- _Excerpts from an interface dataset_
Segment Open
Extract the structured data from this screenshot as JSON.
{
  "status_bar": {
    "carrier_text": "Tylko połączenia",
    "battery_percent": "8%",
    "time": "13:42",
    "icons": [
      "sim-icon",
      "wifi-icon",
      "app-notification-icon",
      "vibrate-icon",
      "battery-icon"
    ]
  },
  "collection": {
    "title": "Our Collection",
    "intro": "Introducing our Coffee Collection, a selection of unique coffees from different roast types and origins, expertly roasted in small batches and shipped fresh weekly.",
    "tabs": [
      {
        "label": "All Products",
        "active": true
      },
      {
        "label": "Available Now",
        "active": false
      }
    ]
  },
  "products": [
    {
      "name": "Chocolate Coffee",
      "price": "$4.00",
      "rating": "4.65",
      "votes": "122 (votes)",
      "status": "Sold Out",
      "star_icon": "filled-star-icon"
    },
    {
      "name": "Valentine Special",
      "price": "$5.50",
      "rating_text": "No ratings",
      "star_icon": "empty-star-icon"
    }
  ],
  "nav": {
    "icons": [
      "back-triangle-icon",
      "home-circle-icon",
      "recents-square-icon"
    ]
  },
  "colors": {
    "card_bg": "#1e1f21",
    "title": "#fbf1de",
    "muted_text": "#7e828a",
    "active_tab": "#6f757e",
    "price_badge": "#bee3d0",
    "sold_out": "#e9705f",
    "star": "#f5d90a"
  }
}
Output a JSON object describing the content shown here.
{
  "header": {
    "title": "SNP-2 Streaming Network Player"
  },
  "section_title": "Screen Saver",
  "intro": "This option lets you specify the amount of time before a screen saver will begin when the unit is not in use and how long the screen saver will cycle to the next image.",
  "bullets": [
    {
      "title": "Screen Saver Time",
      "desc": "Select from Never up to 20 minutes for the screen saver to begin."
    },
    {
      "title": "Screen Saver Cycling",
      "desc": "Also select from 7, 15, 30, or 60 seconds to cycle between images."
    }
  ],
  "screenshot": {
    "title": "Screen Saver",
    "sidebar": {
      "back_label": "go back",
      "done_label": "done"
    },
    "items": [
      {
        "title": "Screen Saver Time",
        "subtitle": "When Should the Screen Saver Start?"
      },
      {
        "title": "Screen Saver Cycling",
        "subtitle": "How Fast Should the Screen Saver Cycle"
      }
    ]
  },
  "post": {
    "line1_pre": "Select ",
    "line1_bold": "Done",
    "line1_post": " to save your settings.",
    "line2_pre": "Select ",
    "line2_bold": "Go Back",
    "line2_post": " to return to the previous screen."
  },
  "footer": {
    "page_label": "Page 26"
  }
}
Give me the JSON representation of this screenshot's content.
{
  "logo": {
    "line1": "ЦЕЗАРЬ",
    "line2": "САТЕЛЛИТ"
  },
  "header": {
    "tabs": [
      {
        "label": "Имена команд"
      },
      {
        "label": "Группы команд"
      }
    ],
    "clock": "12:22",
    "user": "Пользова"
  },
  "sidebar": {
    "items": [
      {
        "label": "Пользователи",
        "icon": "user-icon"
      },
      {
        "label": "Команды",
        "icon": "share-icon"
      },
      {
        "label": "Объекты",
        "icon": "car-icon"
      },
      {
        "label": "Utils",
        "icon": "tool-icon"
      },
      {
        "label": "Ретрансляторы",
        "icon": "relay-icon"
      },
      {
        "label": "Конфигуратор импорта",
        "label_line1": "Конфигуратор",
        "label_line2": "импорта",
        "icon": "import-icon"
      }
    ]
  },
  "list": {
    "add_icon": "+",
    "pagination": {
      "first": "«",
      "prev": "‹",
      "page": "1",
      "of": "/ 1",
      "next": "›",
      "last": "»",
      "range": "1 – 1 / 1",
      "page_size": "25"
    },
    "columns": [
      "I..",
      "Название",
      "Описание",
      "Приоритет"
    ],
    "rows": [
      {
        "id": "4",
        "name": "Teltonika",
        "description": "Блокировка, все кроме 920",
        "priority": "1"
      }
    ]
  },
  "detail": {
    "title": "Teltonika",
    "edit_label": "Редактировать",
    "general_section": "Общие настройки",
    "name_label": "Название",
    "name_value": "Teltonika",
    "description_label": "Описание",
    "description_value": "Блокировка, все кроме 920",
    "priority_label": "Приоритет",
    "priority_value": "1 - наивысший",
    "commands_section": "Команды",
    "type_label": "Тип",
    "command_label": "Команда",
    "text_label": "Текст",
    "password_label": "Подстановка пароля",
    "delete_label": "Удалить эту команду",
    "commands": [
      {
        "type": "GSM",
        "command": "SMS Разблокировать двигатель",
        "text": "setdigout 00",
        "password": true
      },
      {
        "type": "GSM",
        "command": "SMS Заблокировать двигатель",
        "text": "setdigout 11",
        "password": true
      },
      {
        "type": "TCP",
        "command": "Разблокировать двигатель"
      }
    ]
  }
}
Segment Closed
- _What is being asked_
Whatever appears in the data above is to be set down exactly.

- _Task solution_
Extract the structured data from this screenshot as JSON.
{
  "status_bar": {
    "carrier_text": "Tylko połączenia",
    "battery_percent": "8%",
    "time": "13:42",
    "icons": [
      "sim-icon",
      "wifi-icon",
      "app-notification-icon",
      "vibrate-icon",
      "battery-icon"
    ]
  },
  "collection": {
    "title": "Our Collection",
    "intro": "Introducing our Coffee Collection, a selection of unique coffees from different roast types and origins, expertly roasted in small batches and shipped fresh weekly.",
    "tabs": [
      {
        "label": "All Products",
        "active": true
      },
      {
        "label": "Available Now",
        "active": false
      }
    ]
  },
  "products": [
    {
      "name": "Chocolate Coffee",
      "price": "$4.00",
      "rating": "4.65",
      "votes": "122 (votes)",
      "status": "Sold Out",
      "star_icon": "filled-star-icon"
    },
    {
      "name": "Valentine Special",
      "price": "$5.50",
      "rating_text": "No ratings",
      "star_icon": "empty-star-icon"
    }
  ],
  "nav": {
    "icons": [
      "back-triangle-icon",
      "home-circle-icon",
      "recents-square-icon"
    ]
  },
  "colors": {
    "card_bg": "#1e1f21",
    "title": "#fbf1de",
    "muted_text": "#7e828a",
    "active_tab": "#6f757e",
    "price_badge": "#bee3d0",
    "sold_out": "#e9705f",
    "star": "#f5d90a"
  }
}
Output a JSON object describing the content shown here.
{
  "header": {
    "title": "SNP-2 Streaming Network Player"
  },
  "section_title": "Screen Saver",
  "intro": "This option lets you specify the amount of time before a screen saver will begin when the unit is not in use and how long the screen saver will cycle to the next image.",
  "bullets": [
    {
      "title": "Screen Saver Time",
      "desc": "Select from Never up to 20 minutes for the screen saver to begin."
    },
    {
      "title": "Screen Saver Cycling",
      "desc": "Also select from 7, 15, 30, or 60 seconds to cycle between images."
    }
  ],
  "screenshot": {
    "title": "Screen Saver",
    "sidebar": {
      "back_label": "go back",
      "done_label": "done"
    },
    "items": [
      {
        "title": "Screen Saver Time",
        "subtitle": "When Should the Screen Saver Start?"
      },
      {
        "title": "Screen Saver Cycling",
        "subtitle": "How Fast Should the Screen Saver Cycle"
      }
    ]
  },
  "post": {
    "line1_pre": "Select ",
    "line1_bold": "Done",
    "line1_post": " to save your settings.",
    "line2_pre": "Select ",
    "line2_bold": "Go Back",
    "line2_post": " to return to the previous screen."
  },
  "footer": {
    "page_label": "Page 26"
  }
}
Give me the JSON representation of this screenshot's content.
{
  "logo": {
    "line1": "ЦЕЗАРЬ",
    "line2": "САТЕЛЛИТ"
  },
  "header": {
    "tabs": [
      {
        "label": "Имена команд"
      },
      {
        "label": "Группы команд"
      }
    ],
    "clock": "12:22",
    "user": "Пользова"
  },
  "sidebar": {
    "items": [
      {
        "label": "Пользователи",
        "icon": "user-icon"
      },
      {
        "label": "Команды",
        "icon": "share-icon"
      },
      {
        "label": "Объекты",
        "icon": "car-icon"
      },
      {
        "label": "Utils",
        "icon": "tool-icon"
      },
      {
        "label": "Ретрансляторы",
        "icon": "relay-icon"
      },
      {
        "label": "Конфигуратор импорта",
        "label_line1": "Конфигуратор",
        "label_line2": "импорта",
        "icon": "import-icon"
      }
    ]
  },
  "list": {
    "add_icon": "+",
    "pagination": {
      "first": "«",
      "prev": "‹",
      "page": "1",
      "of": "/ 1",
      "next": "›",
      "last": "»",
      "range": "1 – 1 / 1",
      "page_size": "25"
    },
    "columns": [
      "I..",
      "Название",
      "Описание",
      "Приоритет"
    ],
    "rows": [
      {
        "id": "4",
        "name": "Teltonika",
        "description": "Блокировка, все кроме 920",
        "priority": "1"
      }
    ]
  },
  "detail": {
    "title": "Teltonika",
    "edit_label": "Редактировать",
    "general_section": "Общие настройки",
    "name_label": "Название",
    "name_value": "Teltonika",
    "description_label": "Описание",
    "description_value": "Блокировка, все кроме 920",
    "priority_label": "Приоритет",
    "priority_value": "1 - наивысший",
    "commands_section": "Команды",
    "type_label": "Тип",
    "command_label": "Команда",
    "text_label": "Текст",
    "password_label": "Подстановка пароля",
    "delete_label": "Удалить эту команду",
    "commands": [
      {
        "type": "GSM",
        "command": "SMS Разблокировать двигатель",
        "text": "setdigout 00",
        "password": true
      },
      {
        "type": "GSM",
        "command": "SMS Заблокировать двигатель",
        "text": "setdigout 11",
        "password": true
      },
      {
        "type": "TCP",
        "command": "Разблокировать двигатель"
      }
    ]
  }
}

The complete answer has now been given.